US District Court Judge William Orrick declined to grant the monkey a copyright. In fact, he declined to even consider whether the monkey should get a copyright.
David Slater, a nature photographer, visited the Indonesian island of Sulawesi in 2011. A macaque tripped the shutter of Slater’s camera resulting in an image famously known as the “Monkey Selfie.”
Several outlets, including Wikipedia, claim that since a monkey snapped the photo, no one owns the copyright. Slater claims he has a British copyright, and that copyright should be honored around the world. PETA claims the plaintiff monkey, which they’ve given the name “Naruto,” owns the copyright.
Slater’s motion to dismiss points out:
The only pertinent fact in this case is that Plaintiff is a monkey suing for copyright infringement… imagining a monkey as the copyright ‘author’ in Title 17 of the United States Code is a farcical journey Dr. Seuss might have written.
if the humans purporting to act on Plaintiff’s behalf wish for copyright to be among the areas of law where non-human animals have standing, they should make that dubious case to Congress — not the federal courts.
The judge agreed, saying
This is an issue for Congress and the president. If they think animals should have the right of copyright they’re free, I think, under the Constitution, to do that.
Not resolved in this particular ruling is whether Slater owns the copyright, as he claims, or whether the photo is in the public domain — since it was taken by a monkey, and as demonstrated by this decision a monkey can’t hold a copyright.

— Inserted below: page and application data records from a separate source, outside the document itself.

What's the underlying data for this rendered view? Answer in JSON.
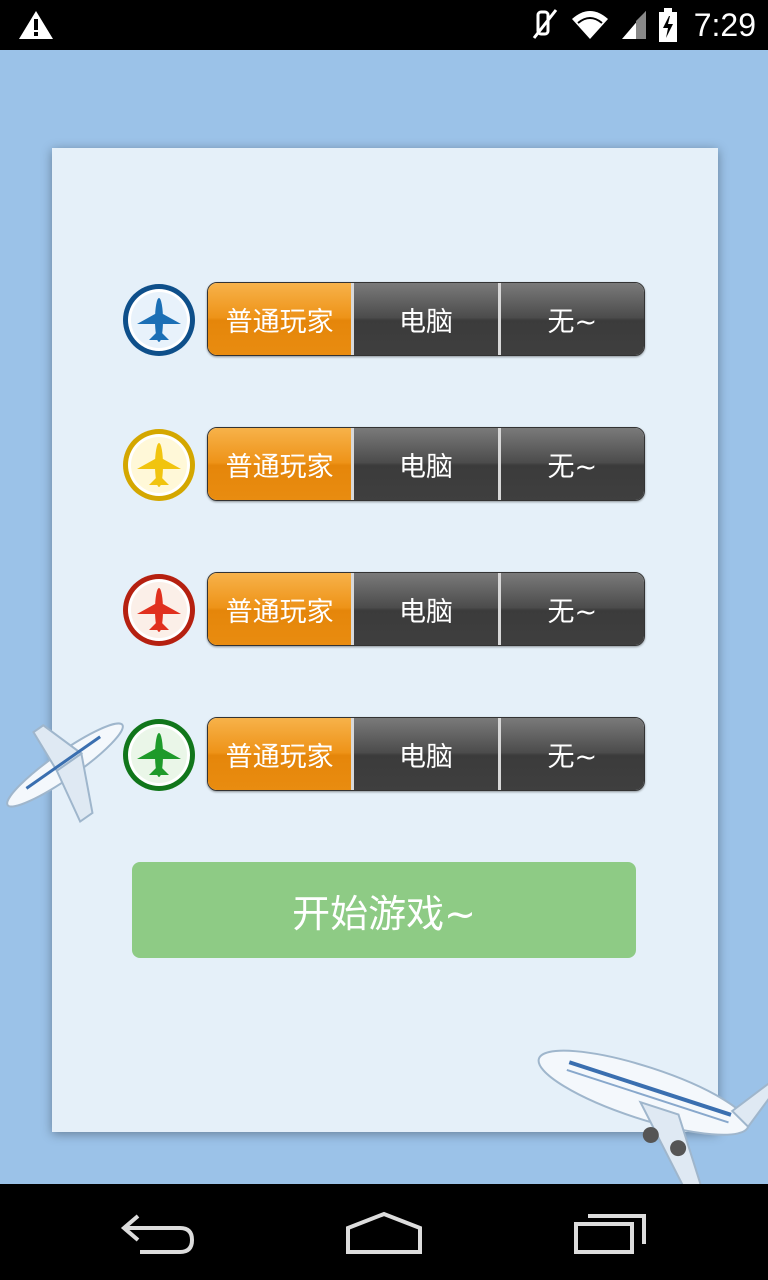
{
  "status_bar": {
    "time": "7:29",
    "icons": [
      "warning-icon",
      "mute-icon",
      "wifi-icon",
      "signal-icon",
      "battery-charging-icon"
    ]
  },
  "players": [
    {
      "color": "#1b6fb5",
      "ring": "#0e4f8a",
      "icon": "blue-plane-icon",
      "options": [
        "普通玩家",
        "电脑",
        "无~"
      ],
      "selected": 0
    },
    {
      "color": "#f1c40f",
      "ring": "#d4a700",
      "icon": "yellow-plane-icon",
      "options": [
        "普通玩家",
        "电脑",
        "无~"
      ],
      "selected": 0
    },
    {
      "color": "#e0301e",
      "ring": "#b52010",
      "icon": "red-plane-icon",
      "options": [
        "普通玩家",
        "电脑",
        "无~"
      ],
      "selected": 0
    },
    {
      "color": "#1e9a2a",
      "ring": "#11761b",
      "icon": "green-plane-icon",
      "options": [
        "普通玩家",
        "电脑",
        "无~"
      ],
      "selected": 0
    }
  ],
  "start_button": {
    "label": "开始游戏~"
  },
  "nav_bar": {
    "icons": [
      "back-icon",
      "home-icon",
      "recents-icon"
    ]
  }
}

PETA doesn’t seem to have given up – after the adverse ruling came out, its general counsel, Jeff Kerr, told AP that “the organization will continue fighting for the monkey’s rights.”
PETA has announced that any proceeds from licensing the monkey’s copyright would go to protect his habitat.